Febrile convulsions in children or babies

DEFINITION

If the temperature is at least 38 ° C, a child may have convulsions: these are febrile convulsions. They are generally not serious and do not leave any after effects on the child’s brain, despite their impressive manifestations:

  • Symmetrical muscle spasms shake the child’s body;
  • The members move involuntarily, in a jerky and symmetrical manner;
  • The child loses consciousness or has a short absence;
  • Child’s eyes may roll over or remain fixed

The crisis can last from 1 to 5 minutes. The end of the crisis is marked by a recovery phase during which the child is sleepy and often breaths loudly. The child returns to normal within 10 minutes.

WHAT TO DO DURING A FEBRILE CONVULSION ATTACK?

In the event of a febrile convulsion attack, certain measures should be applied:

  • Put the child in the lateral safe position (PLS): on the side, the head slightly lower than the body. This will allow an easier evacuation of saliva and prevent possible false routes as well as choking in case of vomiting;
  • Stay close to the child and monitor him so that he does not hurt himself, especially at the level of the head;
  • Support the child’s head;
  • Leave it free to move. Do not try to open his mouth and introduce nothing into it: no object that can hurt him, no medicine, or your fingers (unless it is necessary to remove a foreign body such as a toy or food)
  • Loosen his clothes and discover the child, because of his fever.
  • Note the time of the start of the febrile convulsion attack.

WHAT TO DO AFTER A FEBRILE CONVULSION ATTACK?

If the febrile seizure attack lasts less than 5 minutes and the child recovers well in less than 10 minutes, there is no need to call the emergency services.

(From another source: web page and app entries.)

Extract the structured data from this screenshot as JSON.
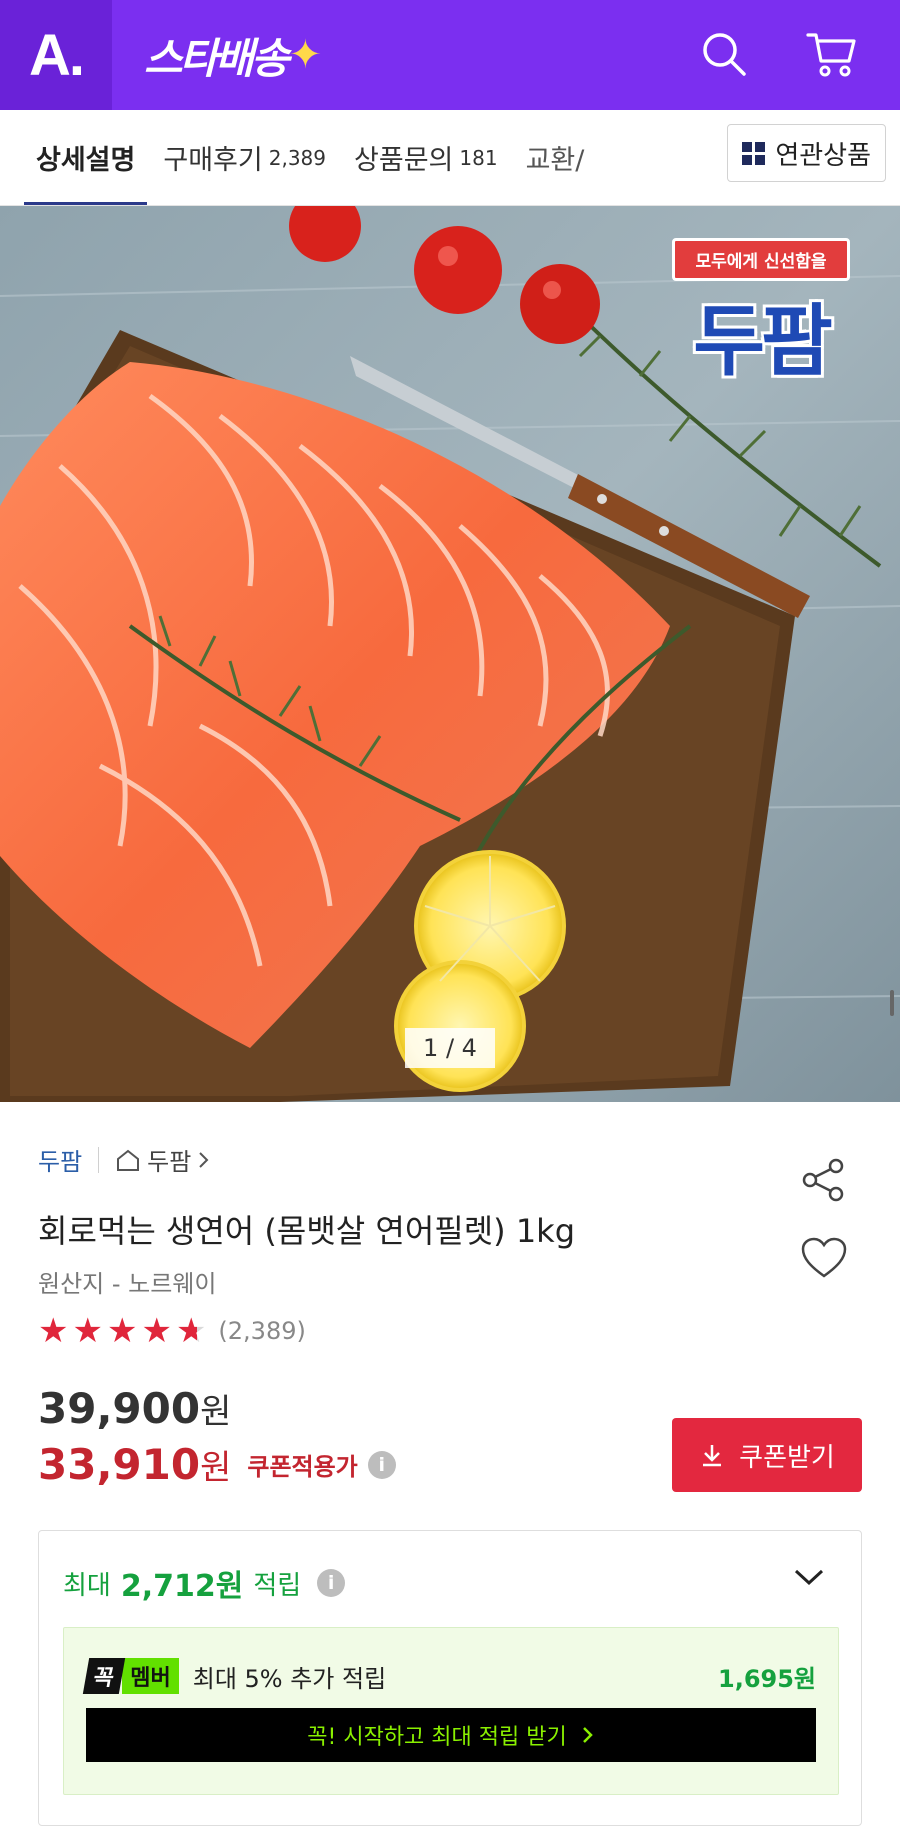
{
  "header": {
    "logo": "A.",
    "star_delivery": "스타배송",
    "search_icon": "search-icon",
    "cart_icon": "cart-icon"
  },
  "tabs": [
    {
      "label": "상세설명",
      "count": "",
      "active": true
    },
    {
      "label": "구매후기",
      "count": "2,389",
      "active": false
    },
    {
      "label": "상품문의",
      "count": "181",
      "active": false
    },
    {
      "label": "교환/",
      "count": "",
      "active": false
    }
  ],
  "related_button": "연관상품",
  "gallery": {
    "counter": "1 / 4",
    "brand_slogan": "모두에게 신선함을",
    "brand_name": "두팜"
  },
  "product": {
    "brand": "두팜",
    "store": "두팜",
    "title": "회로먹는 생연어 (몸뱃살 연어필렛) 1kg",
    "origin": "원산지 - 노르웨이",
    "rating": 4.7,
    "review_count": "(2,389)",
    "original_price": "39,900",
    "sale_price": "33,910",
    "won": "원",
    "coupon_note": "쿠폰적용가",
    "coupon_button": "쿠폰받기"
  },
  "reward": {
    "prefix": "최대",
    "amount": "2,712원",
    "suffix": "적립",
    "member_badge_1": "꼭",
    "member_badge_2": "멤버",
    "member_text": "최대 5% 추가 적립",
    "member_bonus": "1,695원",
    "start_button": "꼭! 시작하고 최대 적립 받기"
  },
  "colors": {
    "brand_purple": "#7b2ff0",
    "sale_red": "#c3252f",
    "reward_green": "#15a13e",
    "member_green": "#62e000"
  }
}
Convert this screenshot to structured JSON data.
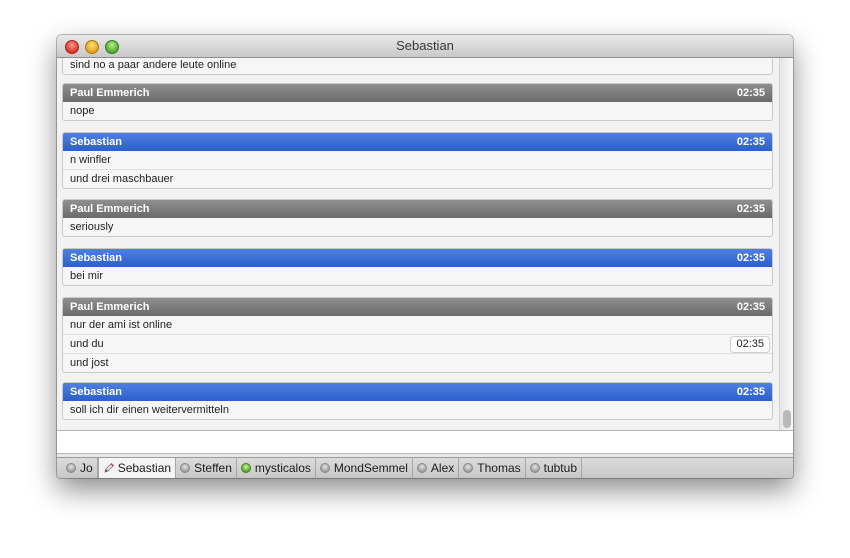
{
  "window": {
    "title": "Sebastian"
  },
  "transcript": {
    "top_partial_line": "sind no a paar andere leute online",
    "blocks": [
      {
        "sender": "Paul Emmerich",
        "time": "02:35",
        "kind": "gray",
        "lines": [
          "nope"
        ]
      },
      {
        "sender": "Sebastian",
        "time": "02:35",
        "kind": "blue",
        "lines": [
          "n winfler",
          "und drei maschbauer"
        ]
      },
      {
        "sender": "Paul Emmerich",
        "time": "02:35",
        "kind": "gray",
        "lines": [
          "seriously"
        ]
      },
      {
        "sender": "Sebastian",
        "time": "02:35",
        "kind": "blue",
        "lines": [
          "bei mir"
        ]
      },
      {
        "sender": "Paul Emmerich",
        "time": "02:35",
        "kind": "gray",
        "lines": [
          "nur der ami ist online",
          "und du",
          "und jost"
        ],
        "hover_time": "02:35"
      },
      {
        "sender": "Sebastian",
        "time": "02:35",
        "kind": "blue",
        "lines": [
          "soll ich dir einen weitervermitteln"
        ]
      }
    ]
  },
  "input": {
    "value": ""
  },
  "tabs": [
    {
      "label": "Jo",
      "status": "gray"
    },
    {
      "label": "Sebastian",
      "status": "typing",
      "active": true
    },
    {
      "label": "Steffen",
      "status": "gray"
    },
    {
      "label": "mysticalos",
      "status": "green"
    },
    {
      "label": "MondSemmel",
      "status": "gray"
    },
    {
      "label": "Alex",
      "status": "gray"
    },
    {
      "label": "Thomas",
      "status": "gray"
    },
    {
      "label": "tubtub",
      "status": "gray"
    }
  ],
  "colors": {
    "header_gray": "#6f6f6f",
    "header_blue": "#2f63cf",
    "status_green": "#4ea42a"
  }
}
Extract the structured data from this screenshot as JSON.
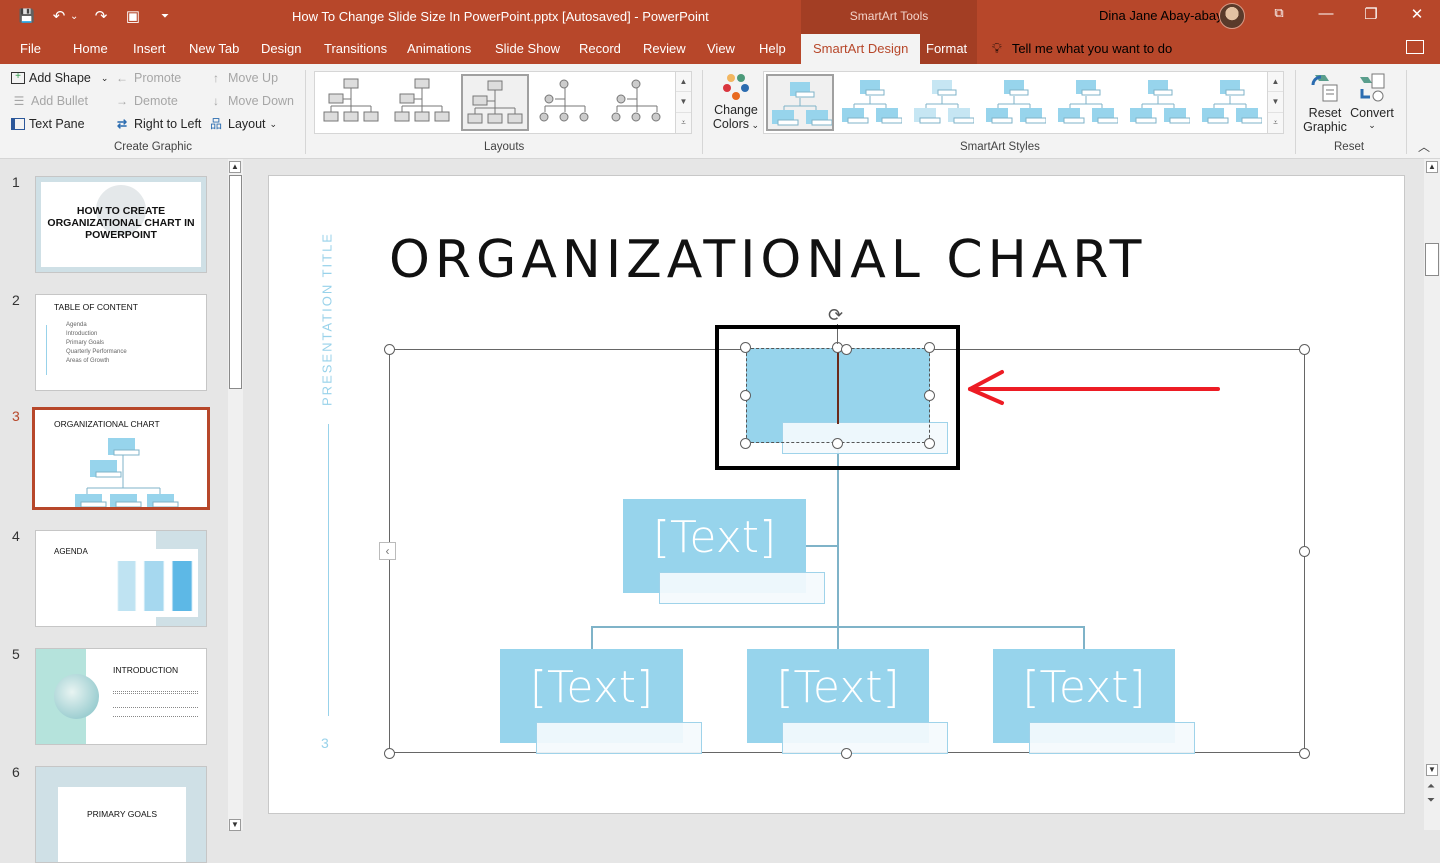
{
  "window": {
    "doc_title": "How To Change Slide Size In PowerPoint.pptx [Autosaved]  -  PowerPoint",
    "contextual_label": "SmartArt Tools",
    "user_name": "Dina Jane Abay-abay",
    "controls": {
      "restore_ribbon": "⧉",
      "minimize": "—",
      "maximize": "❐",
      "close": "✕"
    }
  },
  "qat": {
    "save": "💾",
    "undo": "↶",
    "undo_more": "⌄",
    "redo": "↷",
    "present": "▣",
    "customize": "⏷"
  },
  "tabs": [
    {
      "label": "File"
    },
    {
      "label": "Home"
    },
    {
      "label": "Insert"
    },
    {
      "label": "New Tab"
    },
    {
      "label": "Design"
    },
    {
      "label": "Transitions"
    },
    {
      "label": "Animations"
    },
    {
      "label": "Slide Show"
    },
    {
      "label": "Record"
    },
    {
      "label": "Review"
    },
    {
      "label": "View"
    },
    {
      "label": "Help"
    },
    {
      "label": "SmartArt Design"
    },
    {
      "label": "Format"
    }
  ],
  "tell_me": "Tell me what you want to do",
  "ribbon": {
    "create_graphic": {
      "label": "Create Graphic",
      "add_shape": "Add Shape",
      "add_bullet": "Add Bullet",
      "text_pane": "Text Pane",
      "promote": "Promote",
      "demote": "Demote",
      "right_to_left": "Right to Left",
      "move_up": "Move Up",
      "move_down": "Move Down",
      "layout": "Layout"
    },
    "layouts": {
      "label": "Layouts",
      "selected_index": 2,
      "count": 5
    },
    "change_colors": {
      "line1": "Change",
      "line2": "Colors"
    },
    "smartart_styles": {
      "label": "SmartArt Styles",
      "selected_index": 0,
      "count": 7
    },
    "reset": {
      "label": "Reset",
      "reset_graphic_1": "Reset",
      "reset_graphic_2": "Graphic",
      "convert": "Convert"
    }
  },
  "slides_panel": {
    "active": 3,
    "slides": [
      {
        "num": "1",
        "title": "HOW TO CREATE ORGANIZATIONAL CHART IN POWERPOINT"
      },
      {
        "num": "2",
        "title": "TABLE OF CONTENT",
        "items": [
          "Agenda",
          "Introduction",
          "Primary Goals",
          "Quarterly Performance",
          "Areas of Growth"
        ]
      },
      {
        "num": "3",
        "title": "ORGANIZATIONAL CHART"
      },
      {
        "num": "4",
        "title": "AGENDA"
      },
      {
        "num": "5",
        "title": "INTRODUCTION"
      },
      {
        "num": "6",
        "title": "PRIMARY GOALS"
      }
    ]
  },
  "slide": {
    "side_title": "PRESENTATION TITLE",
    "page_number": "3",
    "title": "ORGANIZATIONAL CHART",
    "org_chart": {
      "top_node": "",
      "assistant_node": "[Text]",
      "children": [
        "[Text]",
        "[Text]",
        "[Text]"
      ]
    },
    "annotation_color": "#ed1c24",
    "node_color": "#97d4ec",
    "accent_color": "#b7472a"
  }
}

It is however recommended to consult a doctor or a pediatrician in order to make sure that this episode is indeed a febrile convulsion and to look for the cause of the fever such as for example an otitis, a chickenpox, a nasopharyngitis, a roseola,…

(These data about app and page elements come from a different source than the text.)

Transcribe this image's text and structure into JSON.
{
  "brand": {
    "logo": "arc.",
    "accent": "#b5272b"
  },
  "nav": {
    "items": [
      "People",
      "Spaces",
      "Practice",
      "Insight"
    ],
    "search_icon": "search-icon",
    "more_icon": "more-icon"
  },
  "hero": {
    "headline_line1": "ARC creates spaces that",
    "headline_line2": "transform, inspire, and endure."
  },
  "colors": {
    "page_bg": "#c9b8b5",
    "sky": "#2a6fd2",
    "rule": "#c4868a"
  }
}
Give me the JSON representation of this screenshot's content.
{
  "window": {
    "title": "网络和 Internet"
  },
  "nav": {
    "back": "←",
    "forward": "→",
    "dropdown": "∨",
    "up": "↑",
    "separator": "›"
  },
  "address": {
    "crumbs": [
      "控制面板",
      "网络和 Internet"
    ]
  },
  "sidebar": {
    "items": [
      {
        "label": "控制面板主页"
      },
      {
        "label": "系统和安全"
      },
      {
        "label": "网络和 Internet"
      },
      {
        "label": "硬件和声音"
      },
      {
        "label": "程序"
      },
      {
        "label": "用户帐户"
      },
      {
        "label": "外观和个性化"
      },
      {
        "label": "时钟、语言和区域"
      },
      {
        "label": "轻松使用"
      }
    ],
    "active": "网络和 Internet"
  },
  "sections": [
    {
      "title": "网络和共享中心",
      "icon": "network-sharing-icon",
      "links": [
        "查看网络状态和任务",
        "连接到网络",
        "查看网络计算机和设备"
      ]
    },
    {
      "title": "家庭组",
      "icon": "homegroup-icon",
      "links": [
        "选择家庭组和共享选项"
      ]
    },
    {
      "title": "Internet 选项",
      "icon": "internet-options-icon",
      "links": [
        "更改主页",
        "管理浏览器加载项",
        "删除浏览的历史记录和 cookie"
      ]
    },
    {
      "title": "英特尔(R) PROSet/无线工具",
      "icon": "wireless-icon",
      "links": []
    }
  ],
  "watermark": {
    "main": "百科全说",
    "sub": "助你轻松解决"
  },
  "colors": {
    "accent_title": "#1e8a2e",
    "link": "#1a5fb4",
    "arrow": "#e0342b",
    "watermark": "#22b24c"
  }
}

When to call medical emergencies? In rare cases, seizures can be accompanied by complications and should lead to an immediate emergency call (15 or 112). These “complicated” seizures occur mainly in children under the age of one.

Here is the list of complications that require the use of emergency services:

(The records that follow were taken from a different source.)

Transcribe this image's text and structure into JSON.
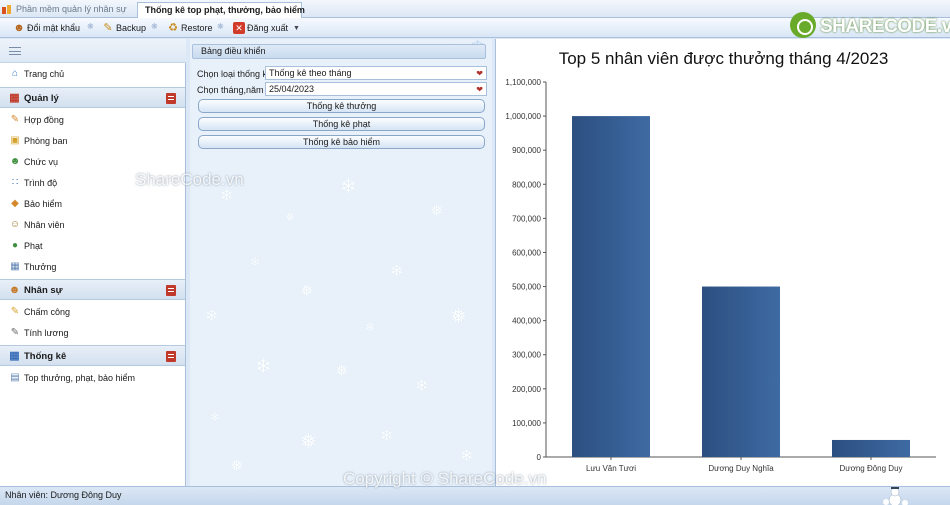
{
  "tabs": [
    {
      "label": "Phần mềm quản lý nhân sự"
    },
    {
      "label": "Thống kê top phạt, thưởng, bảo hiểm"
    }
  ],
  "toolbar": {
    "items": [
      {
        "label": "Đổi mật khẩu",
        "icon": "user-key-icon"
      },
      {
        "label": "Backup",
        "icon": "backup-icon"
      },
      {
        "label": "Restore",
        "icon": "restore-icon"
      },
      {
        "label": "Đăng xuất",
        "icon": "logout-icon"
      }
    ]
  },
  "logo": {
    "text": "SHARECODE.vn"
  },
  "sidebar": {
    "home": {
      "label": "Trang chủ",
      "icon": "home-icon"
    },
    "groups": [
      {
        "label": "Quản lý",
        "icon": "manage-icon",
        "items": [
          {
            "label": "Hợp đồng",
            "icon": "contract-icon"
          },
          {
            "label": "Phòng ban",
            "icon": "department-icon"
          },
          {
            "label": "Chức vụ",
            "icon": "position-icon"
          },
          {
            "label": "Trình độ",
            "icon": "education-icon"
          },
          {
            "label": "Bảo hiểm",
            "icon": "insurance-icon"
          },
          {
            "label": "Nhân viên",
            "icon": "employees-icon"
          },
          {
            "label": "Phạt",
            "icon": "penalty-icon"
          },
          {
            "label": "Thưởng",
            "icon": "reward-icon"
          }
        ]
      },
      {
        "label": "Nhân sự",
        "icon": "hr-icon",
        "items": [
          {
            "label": "Chấm công",
            "icon": "timesheet-icon"
          },
          {
            "label": "Tính lương",
            "icon": "salary-icon"
          }
        ]
      },
      {
        "label": "Thống kê",
        "icon": "statistics-icon",
        "items": [
          {
            "label": "Top thưởng, phạt, bảo hiểm",
            "icon": "report-icon"
          }
        ]
      }
    ]
  },
  "panel": {
    "header": "Bảng điều khiển",
    "type_label": "Chọn loại thống kê",
    "type_value": "Thống kê theo tháng",
    "month_label": "Chọn tháng,năm",
    "month_value": "25/04/2023",
    "buttons": [
      "Thống kê thưởng",
      "Thống kê phạt",
      "Thống kê bảo hiểm"
    ]
  },
  "chart_data": {
    "type": "bar",
    "title": "Top 5 nhân viên được thưởng tháng 4/2023",
    "categories": [
      "Lưu Văn Tươi",
      "Dương Duy Nghĩa",
      "Dương Đông Duy"
    ],
    "values": [
      1000000,
      500000,
      50000
    ],
    "ylim": [
      0,
      1100000
    ],
    "yticks": [
      "0",
      "100,000",
      "200,000",
      "300,000",
      "400,000",
      "500,000",
      "600,000",
      "700,000",
      "800,000",
      "900,000",
      "1,000,000",
      "1,100,000"
    ],
    "grid": false,
    "bar_color": "#3e6aa3"
  },
  "status": {
    "text": "Nhân viên: Dương Đông Duy"
  },
  "watermarks": [
    "ShareCode.vn",
    "Copyright © ShareCode.vn"
  ]
}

  • The child is less than 6 months old or more than 5 years old;
  • The seizure attack lasts more than 5 minutes;
  • It takes more than 10 minutes to recover from his seizure;
  • The convulsion episode is not isolated but repeated during the past 24 hours;
  • The child suffers from a neurological disease;
  • He has no fever;
  • His hands and lips were colored blue (cyanosis);
  • He has disturbed breathing;
  • Convulsions affect only one side of the body;
  • He presents with a paralysis following the convulsion;